From time to time this blog likes to photocopy certain passages from its namesake, in the perhaps vain hope of encouraging those googling over to actually read a bit of Blanchot. So, without further ado:
The vain struggle for the anonymous. Impersonality is not enough to guarantee the anonymous. The work, even if it is without author and always becoming in relation to itself, delimits a space that attracts names, a possibility of reading that is determined every time, a system of references, a theory that appropriates it, a meaning that clarifies it. Of course, we have dispenses with these (although again this is not sure) with the great names. At the same time that Nietzsche–again a very great name–lets us know that the work, that of the artist or of the philosopher, invents only after the fact he who, having created it, must have created it, we know that the work, in its historical necessity, is always modified, transformed, traversed, separated from itself, delivered to its outside, by all the works that seem to come only after it, according to a movement of recurrence whose model Hegel provided. We are not dupes of the present that would make us believe in an authority we have or in an influence we exercise, still less are we concerned with the past, still less presumptuous of a future. We penetrate the pretended impersonal responsibility of groups in which is affirmed, secretly or directly, the right of some to lead in aggrandizing their name with that of the group. The "cult of personality" does not begin with the person who places himself above others to incarnate a historical truth. It begins with this truth itself, whether it is that of the party, of the country, of the world, truth always ready, once it immobilizes itself, to unify itself in a name, a person, a people, an epoque. How then does one arrive at this anonymous whose only mode of approach is haunting intimacy, uncertain obsession that always dispossesses.

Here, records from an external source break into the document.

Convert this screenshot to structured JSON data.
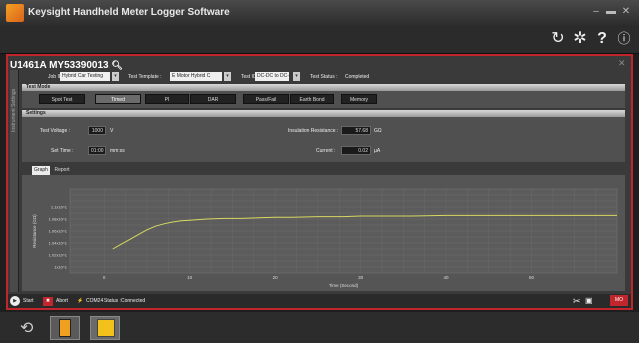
{
  "window": {
    "title": "Keysight Handheld Meter Logger Software"
  },
  "toolbar": {
    "refresh_icon": "refresh-icon",
    "settings_icon": "gear-icon",
    "help_icon": "help-icon",
    "info_icon": "info-icon"
  },
  "device": {
    "title": "U1461A  MY53390013"
  },
  "header": {
    "job_id_label": "Job ID :",
    "job_id_value": "Hybrid Car Testing",
    "template_label": "Test Template :",
    "template_value": "E Motor Hybrid C",
    "test_id_label": "Test ID :",
    "test_id_value": "DC-DC to DC-AC",
    "status_label": "Test Status :",
    "status_value": "Completed"
  },
  "side_tab": {
    "label": "Instrument Settings"
  },
  "test_mode": {
    "title": "Test Mode",
    "buttons": [
      "Spot Test",
      "Timed",
      "PI",
      "DAR",
      "Pass/Fail",
      "Earth Bond",
      "Memory"
    ],
    "active": "Timed"
  },
  "settings": {
    "title": "Settings",
    "voltage_label": "Test Voltage :",
    "voltage_value": "1000",
    "voltage_unit": "V",
    "time_label": "Set Time :",
    "time_value": "01:00",
    "time_unit": "mm:ss",
    "resistance_label": "Insulation Resistance :",
    "resistance_value": "57.68",
    "resistance_unit": "GΩ",
    "current_label": "Current :",
    "current_value": "0.02",
    "current_unit": "µA"
  },
  "tabs": {
    "graph": "Graph",
    "report": "Report"
  },
  "status": {
    "start": "Start",
    "abort": "Abort",
    "port": "COM24",
    "status_label": "Status :",
    "status_value": "Connected",
    "mo": "MO"
  },
  "chart_data": {
    "type": "line",
    "xlabel": "Time (Second)",
    "ylabel": "Resistance (GΩ)",
    "x_ticks": [
      0,
      10,
      20,
      30,
      40,
      50
    ],
    "y_ticks": [
      "1x10^1",
      "1.02x10^1",
      "1.04x10^1",
      "1.06x10^1",
      "1.08x10^1",
      "1.1x10^1"
    ],
    "xlim": [
      -4,
      60
    ],
    "series": [
      {
        "color": "#d8d860",
        "x": [
          1,
          2,
          3,
          4,
          5,
          6,
          7,
          8,
          9,
          10,
          12,
          14,
          16,
          18,
          20,
          22,
          25,
          28,
          30,
          33,
          36,
          40,
          44,
          48,
          52,
          56,
          60
        ],
        "y": [
          10.3,
          10.38,
          10.46,
          10.54,
          10.62,
          10.68,
          10.72,
          10.75,
          10.77,
          10.78,
          10.8,
          10.81,
          10.81,
          10.82,
          10.83,
          10.83,
          10.84,
          10.84,
          10.85,
          10.85,
          10.85,
          10.86,
          10.86,
          10.86,
          10.86,
          10.86,
          10.86
        ]
      }
    ],
    "ylim": [
      9.9,
      11.3
    ],
    "grid": true
  }
}
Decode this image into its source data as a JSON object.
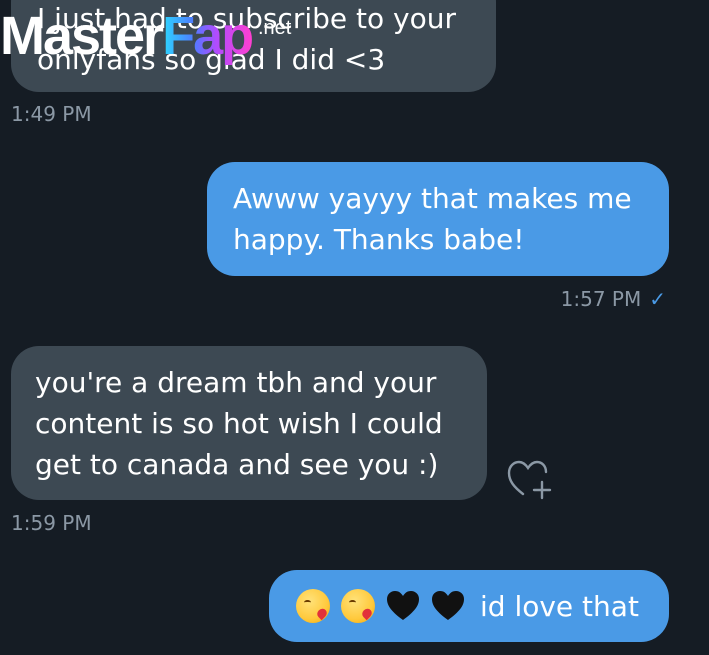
{
  "messages": [
    {
      "id": "m1",
      "direction": "incoming",
      "text": "I just had to subscribe to your\nonlyfans so glad I did <3",
      "time": "1:49 PM"
    },
    {
      "id": "m2",
      "direction": "outgoing",
      "text": "Awww yayyy that makes me\nhappy. Thanks babe!",
      "time": "1:57 PM",
      "read_receipt": "check-icon"
    },
    {
      "id": "m3",
      "direction": "incoming",
      "text": "you're a dream tbh and your\ncontent is so hot wish I could\nget to canada and see you :)",
      "time": "1:59 PM"
    },
    {
      "id": "m4",
      "direction": "outgoing",
      "emojis": [
        "kissing-heart-emoji",
        "kissing-heart-emoji",
        "black-heart-emoji",
        "black-heart-emoji"
      ],
      "text": "id love that"
    }
  ],
  "watermark": {
    "part1": "Master",
    "part2": "Fap",
    "suffix": ".net"
  },
  "icons": {
    "react": "heart-plus-icon",
    "read": "checkmark-icon"
  },
  "colors": {
    "background": "#151c24",
    "incoming_bubble": "#3d4953",
    "outgoing_bubble": "#4a9ae6",
    "timestamp": "#8b98a5"
  }
}
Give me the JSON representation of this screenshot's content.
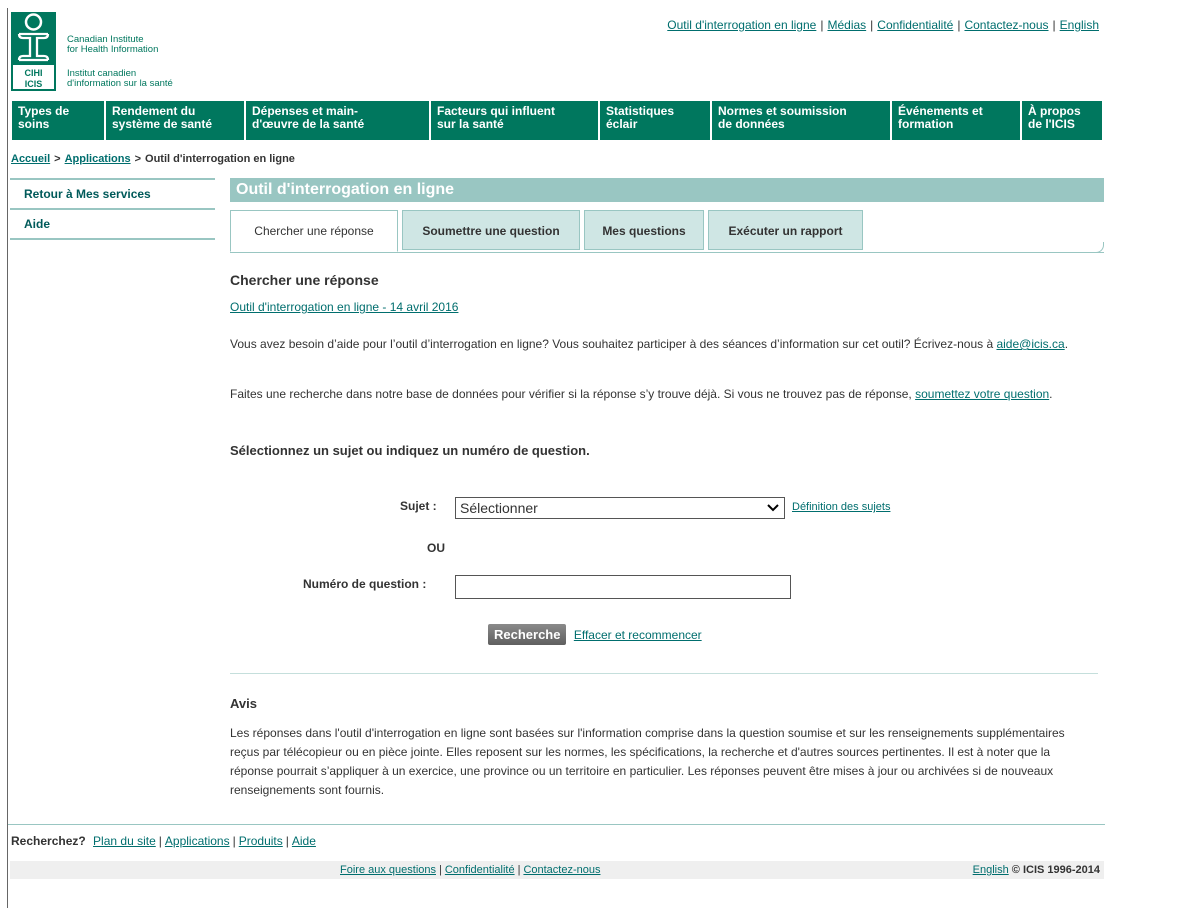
{
  "logo": {
    "en_line1": "Canadian Institute",
    "en_line2": "for Health Information",
    "fr_line1": "Institut canadien",
    "fr_line2": "d'information sur la santé",
    "abbr_en": "CIHI",
    "abbr_fr": "ICIS"
  },
  "utility": [
    "Outil d'interrogation en ligne",
    "Médias",
    "Confidentialité",
    "Contactez-nous",
    "English"
  ],
  "mainnav": [
    {
      "line1": "Types de",
      "line2": "soins"
    },
    {
      "line1": "Rendement du",
      "line2": "système de santé"
    },
    {
      "line1": "Dépenses et main-",
      "line2": "d'œuvre de la santé"
    },
    {
      "line1": "Facteurs qui influent",
      "line2": "sur la santé"
    },
    {
      "line1": "Statistiques",
      "line2": "éclair"
    },
    {
      "line1": "Normes et soumission",
      "line2": "de données"
    },
    {
      "line1": "Événements et",
      "line2": "formation"
    },
    {
      "line1": "À propos",
      "line2": "de l'ICIS"
    }
  ],
  "breadcrumb": {
    "home": "Accueil",
    "apps": "Applications",
    "current": "Outil d'interrogation en ligne",
    "arrow": ">"
  },
  "leftnav": [
    "Retour à Mes services",
    "Aide"
  ],
  "content": {
    "title": "Outil d'interrogation en ligne",
    "tabs": [
      "Chercher une réponse",
      "Soumettre une question",
      "Mes questions",
      "Exécuter un rapport"
    ],
    "heading": "Chercher une réponse",
    "release_link": "Outil d'interrogation en ligne - 14 avril 2016",
    "help_text": "Vous avez besoin d’aide pour l’outil d’interrogation en ligne? Vous souhaitez participer à des séances d’information sur cet outil? Écrivez-nous à",
    "help_email": "aide@icis.ca",
    "help_end": ".",
    "search_text": "Faites une recherche dans notre base de données pour vérifier si la réponse s’y trouve déjà. Si vous ne trouvez pas de réponse,",
    "search_link": "soumettez votre question",
    "search_end": ".",
    "instruction": "Sélectionnez un sujet ou indiquez un numéro de question.",
    "subject_label": "Sujet :",
    "subject_value": "Sélectionner",
    "subject_def_link": "Définition des sujets",
    "or_text": "OU",
    "question_label": "Numéro de question :",
    "question_value": "",
    "search_button": "Recherche",
    "reset_link": "Effacer et recommencer",
    "notice_heading": "Avis",
    "notice_text": "Les réponses dans l'outil d'interrogation en ligne sont basées sur l'information comprise dans la question soumise et sur les renseignements supplémentaires reçus par télécopieur ou en pièce jointe. Elles reposent sur les normes, les spécifications, la recherche et d'autres sources pertinentes. Il est à noter que la réponse pourrait s’appliquer à un exercice, une province ou un territoire en particulier. Les réponses peuvent être mises à jour ou archivées si de nouveaux renseignements sont fournis."
  },
  "footer": {
    "search_label": "Recherchez?",
    "links": [
      "Plan du site",
      "Applications",
      "Produits",
      "Aide"
    ],
    "bottom_links": [
      "Foire aux questions",
      "Confidentialité",
      "Contactez-nous"
    ],
    "english": "English",
    "copyright": "© ICIS 1996-2014"
  }
}
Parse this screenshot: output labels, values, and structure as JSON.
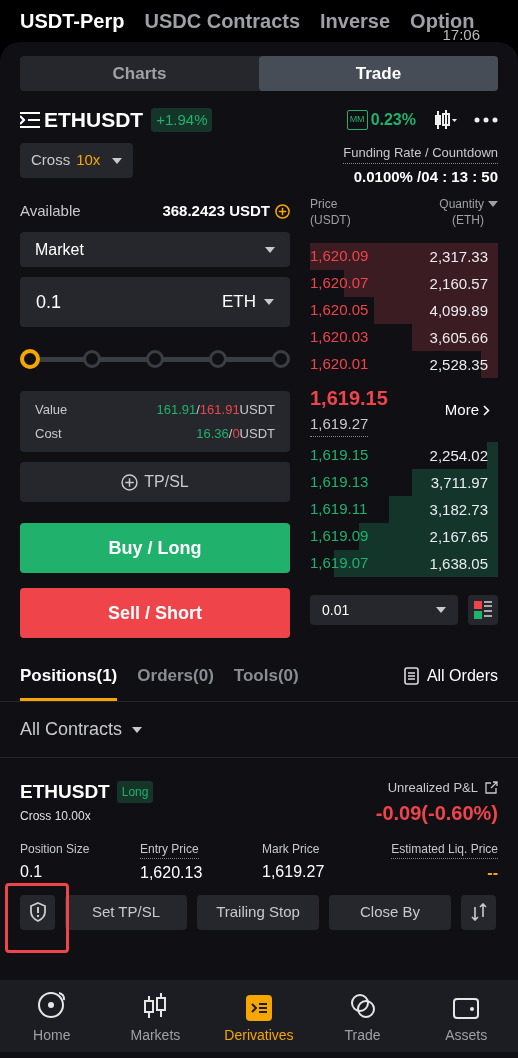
{
  "market_tabs": [
    {
      "label": "USDT-Perp",
      "selected": true
    },
    {
      "label": "USDC Contracts",
      "selected": false
    },
    {
      "label": "Inverse",
      "selected": false
    },
    {
      "label": "Option",
      "selected": false
    }
  ],
  "clock": "17:06",
  "view_tabs": [
    {
      "label": "Charts",
      "selected": false
    },
    {
      "label": "Trade",
      "selected": true
    }
  ],
  "symbol": {
    "name": "ETHUSDT",
    "change": "+1.94%",
    "mm_label": "MM",
    "mm_rate": "0.23%"
  },
  "margin": {
    "mode": "Cross",
    "leverage": "10x"
  },
  "funding": {
    "label": "Funding Rate / Countdown",
    "value": "0.0100% /04 : 13 : 50"
  },
  "available": {
    "label": "Available",
    "value": "368.2423 USDT"
  },
  "order_type": "Market",
  "quantity": {
    "value": "0.1",
    "unit": "ETH"
  },
  "slider": {
    "level": 0
  },
  "summary": [
    {
      "label": "Value",
      "buy": "161.91",
      "sep": "/",
      "sell": "161.91",
      "unit": "USDT"
    },
    {
      "label": "Cost",
      "buy": "16.36",
      "sep": "/",
      "sell": "0",
      "unit": "USDT"
    }
  ],
  "tpsl_button": "TP/SL",
  "buy_button": "Buy / Long",
  "sell_button": "Sell / Short",
  "order_book": {
    "price_header": "Price\n(USDT)",
    "qty_header": "Quantity\n(ETH)",
    "asks": [
      {
        "price": "1,620.09",
        "qty": "2,317.33"
      },
      {
        "price": "1,620.07",
        "qty": "2,160.57"
      },
      {
        "price": "1,620.05",
        "qty": "4,099.89"
      },
      {
        "price": "1,620.03",
        "qty": "3,605.66"
      },
      {
        "price": "1,620.01",
        "qty": "2,528.35"
      }
    ],
    "last_price": "1,619.15",
    "mark_price": "1,619.27",
    "more": "More",
    "bids": [
      {
        "price": "1,619.15",
        "qty": "2,254.02"
      },
      {
        "price": "1,619.13",
        "qty": "3,711.97"
      },
      {
        "price": "1,619.11",
        "qty": "3,182.73"
      },
      {
        "price": "1,619.09",
        "qty": "2,167.65"
      },
      {
        "price": "1,619.07",
        "qty": "1,638.05"
      }
    ],
    "precision": "0.01"
  },
  "bottom_tabs": [
    {
      "label": "Positions(1)",
      "selected": true
    },
    {
      "label": "Orders(0)",
      "selected": false
    },
    {
      "label": "Tools(0)",
      "selected": false
    }
  ],
  "all_orders": "All Orders",
  "contracts_filter": "All Contracts",
  "position": {
    "symbol": "ETHUSDT",
    "side": "Long",
    "margin": "Cross 10.00x",
    "pnl_label": "Unrealized P&L",
    "pnl": "-0.09(-0.60%)",
    "fields": [
      {
        "label": "Position Size",
        "value": "0.1"
      },
      {
        "label": "Entry Price",
        "value": "1,620.13"
      },
      {
        "label": "Mark Price",
        "value": "1,619.27"
      },
      {
        "label": "Estimated Liq. Price",
        "value": "--"
      }
    ],
    "actions": [
      "Set TP/SL",
      "Trailing Stop",
      "Close By"
    ]
  },
  "nav": [
    {
      "label": "Home",
      "selected": false
    },
    {
      "label": "Markets",
      "selected": false
    },
    {
      "label": "Derivatives",
      "selected": true
    },
    {
      "label": "Trade",
      "selected": false
    },
    {
      "label": "Assets",
      "selected": false
    }
  ]
}
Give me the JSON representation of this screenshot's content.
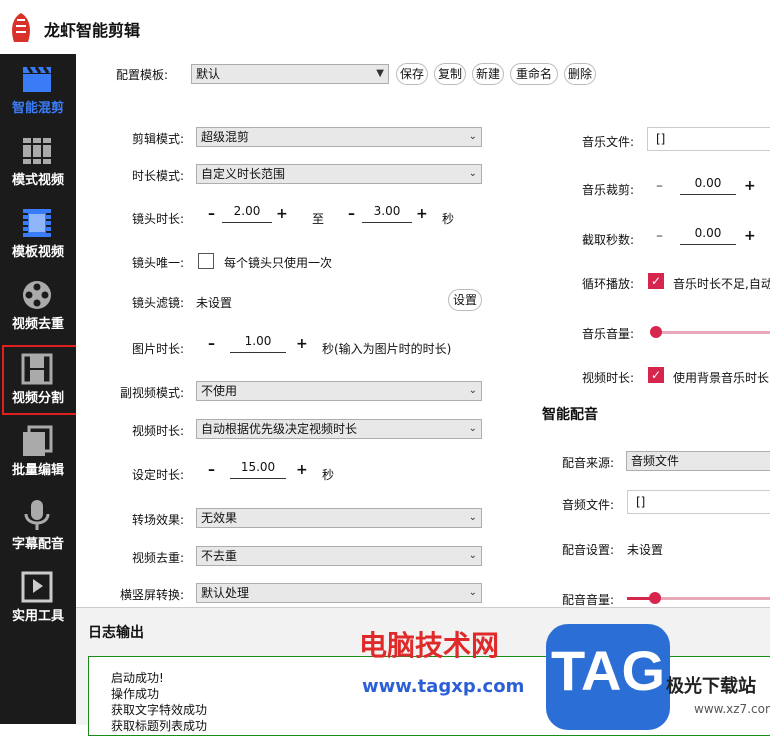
{
  "app": {
    "title": "龙虾智能剪辑"
  },
  "sidebar": {
    "items": [
      {
        "label": "智能混剪",
        "icon": "clapperboard-icon"
      },
      {
        "label": "模式视频",
        "icon": "books-icon"
      },
      {
        "label": "模板视频",
        "icon": "film-template-icon"
      },
      {
        "label": "视频去重",
        "icon": "film-reel-icon"
      },
      {
        "label": "视频分割",
        "icon": "film-strip-icon"
      },
      {
        "label": "批量编辑",
        "icon": "stacked-frames-icon"
      },
      {
        "label": "字幕配音",
        "icon": "microphone-icon"
      },
      {
        "label": "实用工具",
        "icon": "play-logo-icon"
      }
    ],
    "active_index": 0
  },
  "template": {
    "label": "配置模板:",
    "value": "默认",
    "buttons": {
      "save": "保存",
      "copy": "复制",
      "new": "新建",
      "rename": "重命名",
      "delete": "删除"
    }
  },
  "left": {
    "edit_mode": {
      "label": "剪辑模式:",
      "value": "超级混剪"
    },
    "duration_mode": {
      "label": "时长模式:",
      "value": "自定义时长范围"
    },
    "shot_duration": {
      "label": "镜头时长:",
      "min": "2.00",
      "to": "至",
      "max": "3.00",
      "unit": "秒"
    },
    "shot_unique": {
      "label": "镜头唯一:",
      "text": "每个镜头只使用一次",
      "checked": false
    },
    "shot_filter": {
      "label": "镜头滤镜:",
      "value": "未设置",
      "button": "设置"
    },
    "image_duration": {
      "label": "图片时长:",
      "value": "1.00",
      "unit": "秒(输入为图片时的时长)"
    },
    "sub_video_mode": {
      "label": "副视频模式:",
      "value": "不使用"
    },
    "video_duration": {
      "label": "视频时长:",
      "value": "自动根据优先级决定视频时长"
    },
    "set_duration": {
      "label": "设定时长:",
      "value": "15.00",
      "unit": "秒"
    },
    "transition": {
      "label": "转场效果:",
      "value": "无效果"
    },
    "dedup": {
      "label": "视频去重:",
      "value": "不去重"
    },
    "orientation": {
      "label": "横竖屏转换:",
      "value": "默认处理"
    }
  },
  "right": {
    "music_file": {
      "label": "音乐文件:",
      "value": "[]"
    },
    "music_trim": {
      "label": "音乐裁剪:",
      "value": "0.00"
    },
    "trim_seconds": {
      "label": "截取秒数:",
      "value": "0.00"
    },
    "loop": {
      "label": "循环播放:",
      "text": "音乐时长不足,自动",
      "checked": true
    },
    "music_volume": {
      "label": "音乐音量:",
      "level": 0.02
    },
    "video_duration": {
      "label": "视频时长:",
      "text": "使用背景音乐时长",
      "checked": true
    },
    "dubbing": {
      "title": "智能配音",
      "source": {
        "label": "配音来源:",
        "value": "音频文件"
      },
      "audio_file": {
        "label": "音频文件:",
        "value": "[]"
      },
      "settings": {
        "label": "配音设置:",
        "value": "未设置"
      },
      "volume": {
        "label": "配音音量:",
        "level": 0.2
      }
    }
  },
  "log": {
    "title": "日志输出",
    "lines": [
      "启动成功!",
      "操作成功",
      "获取文字特效成功",
      "获取标题列表成功"
    ]
  },
  "watermark": {
    "cn": "电脑技术网",
    "url": "www.tagxp.com",
    "tag": "TAG",
    "site": "极光下载站",
    "site_url": "www.xz7.com"
  },
  "colors": {
    "accent": "#d7264e",
    "sidebar_bg": "#1b1b1b",
    "highlight": "#e02020",
    "active_label": "#3a7bf7"
  }
}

The exteriority that excludes every exterior and every interior, as it precedes their succeeding, ruining for them every beginning and every end, and in such a way that it hides itself in the revelation that represents it at once as law there where every law is failing, as return there where every arrival is lacking, as eternal Same when non-identity unmarks itself in it without continuity without interruption, as repetition there where nothing is counted: this is the "concept" (non-conceptualizable) that should help us to maintain ourselves, we the named, close to the inhospitable host who has always preceded us into our house or into our self, even though he has always withdrawn us from our best or most faulty intimacy to relate us, half complacent, half moribund, to this very relation that collapses into anonymous passion.
Let us be clear that we will never have gotten away from the name, even if we are marked by the pre-original anonymous. The anonymous is given to us in the name itself, not freeing us in any way from ourselves, from our identity and from this face that needs, to refuse itself any access, the faceless, the gazeless, mask that transforms everything into a mask and that nothing unmasks. The more strong and justified the name, the more it gives hold to the perversion of the anonymous; the more that greatness, creative force, indubitable truth present themselves in a name, the more it is ready to denounce itself as the error or the injustice which has thrived at the expense of the nameless. But, in return, everything happens as if the anonymous, shadow of which light would be unaware that it shines only to project it, arranged the whole comedy of glories, of powers, of sanctities, in order to bring itself near to us, signalling to us across signification and precisely there where every sign would be lacking.
When we sign, affirming our identity, we become responsible well beyond this signature, to the point that this responsibility has forever put us aside, signing to disappropriate us, like a forgerer who would not try to pass as true, but would make the true shine out as false....(Le Pas au-delà, 36-37)
Translated (the only one, so far) by Lycette Nelson. Brought to you by the council on truth in advertising.
Update: There's a new website, still in its infancy, dedicated to Blanchot here. (Leslie Hill is among the editors.)